Heartbleed has struck back in an OpenSSL vulnerability 16 years in the making, allowing hackers another opportunity to eavesdrop on those using the open-source security layer.
Targeting an encryption protocol usually sent at the end of an SSL "handshake" called the ChangeCipherSpec (CCS), the bug raises the possibility that hackers sitting between the client and server could eavesdrop on the messages sent, in much the same way as in the Heartbleed bug.
Masashi Kikuchi, the Japanese IT researcher of Lepidum who found the bug, said: "The biggest reason why the bug hasn't been found for over 16 years is that code reviews were insufficient, especially from experts who had experience with TLS/SSL implementation."
In an announcement on Thursday the non-profit OpenSSL Foundation confirmed the problem, urging affected companies to apply a newly released patch.
"If the reviewers had enough experiences, they should have verified OpenSSL code in the same way they do their own code," Kikuchi said. "They could have detected the problem."

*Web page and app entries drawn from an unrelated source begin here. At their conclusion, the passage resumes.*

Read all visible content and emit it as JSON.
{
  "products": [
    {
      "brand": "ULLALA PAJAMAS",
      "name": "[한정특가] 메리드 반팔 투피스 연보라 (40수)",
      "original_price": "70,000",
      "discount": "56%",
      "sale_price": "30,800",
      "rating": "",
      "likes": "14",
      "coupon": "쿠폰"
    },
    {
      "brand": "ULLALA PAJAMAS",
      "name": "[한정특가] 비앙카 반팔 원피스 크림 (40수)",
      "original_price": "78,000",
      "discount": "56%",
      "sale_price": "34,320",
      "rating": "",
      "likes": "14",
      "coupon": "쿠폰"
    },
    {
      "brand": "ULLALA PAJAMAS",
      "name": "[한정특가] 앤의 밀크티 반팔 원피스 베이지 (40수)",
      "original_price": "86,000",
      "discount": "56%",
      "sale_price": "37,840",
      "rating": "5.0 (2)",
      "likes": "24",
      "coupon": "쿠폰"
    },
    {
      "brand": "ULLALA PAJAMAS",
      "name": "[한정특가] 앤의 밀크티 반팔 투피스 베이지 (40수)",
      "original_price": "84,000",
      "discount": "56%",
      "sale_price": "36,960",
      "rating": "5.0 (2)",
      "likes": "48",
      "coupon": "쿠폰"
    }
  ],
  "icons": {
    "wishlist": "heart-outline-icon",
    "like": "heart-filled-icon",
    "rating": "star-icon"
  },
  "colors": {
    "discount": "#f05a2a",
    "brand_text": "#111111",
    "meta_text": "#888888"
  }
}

Given the less memorable moniker of the CCS Injection Vulnerability, the bug is yet another blow for the open-source security layer OpenSSL which was revealed to be vulnerable to eavesdropping in April, prompting the likes of Facebook, Tumblr and Google to patch their systems and advise users to change their passwords.
A similar bug called Cupid and nicknamed the "Son of Heartbleed" also emerged this week, allowing hackers to conduct man-in-the-middle attacks on Android, Linux and corporate wireless network users.
Recently a coalition of technology giants including Microsoft, Amazon and Google announced they would be funding a security audit for Open SSL sought by the Linux Foundation, with $3.6m over the next three years also paying for two developers to work on the technology.